    Quirky is indeed a lifestyle. One that we're rather proud of.

  2. I am always in awe of how often you do take Leelo everywhere. I feel like we have been moving farther away from taking Jake places. We did go to a Friday afternoon beer hour a few weeks ago, and while it wasn't easy *at all* we survived and I think even had a good time. Thanks for being a great example for me..and others..

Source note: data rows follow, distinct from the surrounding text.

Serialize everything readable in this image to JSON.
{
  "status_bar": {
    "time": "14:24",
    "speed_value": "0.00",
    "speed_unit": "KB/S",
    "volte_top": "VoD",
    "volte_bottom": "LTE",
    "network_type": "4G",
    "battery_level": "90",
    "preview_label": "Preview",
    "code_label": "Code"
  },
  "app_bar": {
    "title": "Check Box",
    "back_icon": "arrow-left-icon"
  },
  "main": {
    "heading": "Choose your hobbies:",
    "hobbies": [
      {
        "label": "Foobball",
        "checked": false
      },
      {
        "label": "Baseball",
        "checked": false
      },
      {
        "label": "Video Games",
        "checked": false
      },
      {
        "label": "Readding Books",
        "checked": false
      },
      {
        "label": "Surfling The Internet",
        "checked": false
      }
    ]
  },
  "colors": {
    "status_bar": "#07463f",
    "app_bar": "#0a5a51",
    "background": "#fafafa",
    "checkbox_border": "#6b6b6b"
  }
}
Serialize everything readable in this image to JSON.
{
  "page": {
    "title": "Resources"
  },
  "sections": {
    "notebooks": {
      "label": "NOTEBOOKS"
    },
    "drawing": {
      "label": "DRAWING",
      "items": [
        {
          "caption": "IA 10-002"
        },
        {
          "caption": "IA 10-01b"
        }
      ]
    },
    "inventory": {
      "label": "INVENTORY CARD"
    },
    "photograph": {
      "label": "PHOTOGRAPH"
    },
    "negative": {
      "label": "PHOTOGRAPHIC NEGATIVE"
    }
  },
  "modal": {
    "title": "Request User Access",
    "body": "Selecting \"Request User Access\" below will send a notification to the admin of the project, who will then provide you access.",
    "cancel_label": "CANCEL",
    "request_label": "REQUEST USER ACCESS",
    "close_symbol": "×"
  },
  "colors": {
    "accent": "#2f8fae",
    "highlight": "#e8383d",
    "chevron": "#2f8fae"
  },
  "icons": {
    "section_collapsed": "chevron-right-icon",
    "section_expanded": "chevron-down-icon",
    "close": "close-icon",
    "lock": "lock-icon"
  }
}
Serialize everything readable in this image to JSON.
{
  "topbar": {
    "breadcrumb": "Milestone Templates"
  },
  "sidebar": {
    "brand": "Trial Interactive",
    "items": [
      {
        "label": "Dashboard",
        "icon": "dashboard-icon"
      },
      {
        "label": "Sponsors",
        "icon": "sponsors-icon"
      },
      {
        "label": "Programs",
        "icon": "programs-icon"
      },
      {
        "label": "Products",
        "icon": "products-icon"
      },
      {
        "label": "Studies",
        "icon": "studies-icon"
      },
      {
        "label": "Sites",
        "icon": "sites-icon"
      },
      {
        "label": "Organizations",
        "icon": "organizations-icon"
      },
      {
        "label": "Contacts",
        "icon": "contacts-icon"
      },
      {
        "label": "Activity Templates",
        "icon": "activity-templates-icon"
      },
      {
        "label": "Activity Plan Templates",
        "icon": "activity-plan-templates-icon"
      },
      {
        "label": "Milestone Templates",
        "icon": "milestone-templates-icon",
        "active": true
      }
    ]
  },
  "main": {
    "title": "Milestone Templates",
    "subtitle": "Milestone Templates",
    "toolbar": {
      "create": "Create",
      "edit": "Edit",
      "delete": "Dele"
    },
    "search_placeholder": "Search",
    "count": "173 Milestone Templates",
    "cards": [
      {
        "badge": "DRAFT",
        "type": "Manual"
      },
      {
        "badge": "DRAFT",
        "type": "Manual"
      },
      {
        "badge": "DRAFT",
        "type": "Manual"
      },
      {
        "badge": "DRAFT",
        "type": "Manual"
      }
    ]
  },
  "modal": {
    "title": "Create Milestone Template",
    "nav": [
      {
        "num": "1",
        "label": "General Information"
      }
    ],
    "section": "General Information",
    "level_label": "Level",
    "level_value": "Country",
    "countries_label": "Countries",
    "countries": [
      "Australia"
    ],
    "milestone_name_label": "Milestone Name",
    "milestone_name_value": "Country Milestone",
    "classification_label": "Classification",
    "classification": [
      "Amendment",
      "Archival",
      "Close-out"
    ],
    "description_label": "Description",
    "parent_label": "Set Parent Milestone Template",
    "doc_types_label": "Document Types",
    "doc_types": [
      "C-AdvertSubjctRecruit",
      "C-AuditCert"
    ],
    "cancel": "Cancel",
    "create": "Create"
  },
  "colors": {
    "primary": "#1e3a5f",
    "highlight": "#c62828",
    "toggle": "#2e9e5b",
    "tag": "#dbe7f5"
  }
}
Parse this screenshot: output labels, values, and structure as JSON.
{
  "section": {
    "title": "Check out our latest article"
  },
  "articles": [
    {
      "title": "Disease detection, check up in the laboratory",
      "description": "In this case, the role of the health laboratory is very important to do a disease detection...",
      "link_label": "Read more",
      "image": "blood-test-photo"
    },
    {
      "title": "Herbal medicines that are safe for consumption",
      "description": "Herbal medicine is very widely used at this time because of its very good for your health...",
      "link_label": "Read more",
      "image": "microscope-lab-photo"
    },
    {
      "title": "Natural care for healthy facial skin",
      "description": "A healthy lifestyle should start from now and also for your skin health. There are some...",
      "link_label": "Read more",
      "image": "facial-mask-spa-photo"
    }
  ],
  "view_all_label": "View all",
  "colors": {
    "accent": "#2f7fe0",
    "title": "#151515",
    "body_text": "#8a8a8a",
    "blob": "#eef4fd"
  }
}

  3. Like you, I prefer outings with some chance of success, at least 50/50. So the grocery store is out, since that has a 90% failure rate. I mean if you were using those stats for birth control, you would have 15 kids! I do the same thing, only I generally have to stop and talk to the people, I can't help myself. And since I am not the even tiniest bit shy, well then, I have to talk to them.

  4. There is nothing that application of platypi does not improve!
    I heartoly endorse this shirt, and extra props for Plus sizes in women's cuts!

    Behold my Cause Ribbon for Autism for those who want Awareness Without Pity:


    (Can be ordered, too!)

  5. I take Fox everywhere I can. It's not always easy, but I do enjoy his company most of the time. I spotted a dad/son pair at Half Price earlier this year.
    The son was probably in his twenties, looking in the same video section as Fox, and it was so cool to see these two fellows playing a game of slow human Tetris as they chose tapes, always close, never bumping.
    The dad was, not surprisingly, awesome. I was glad to see them out.


Respectful disagreement encouraged.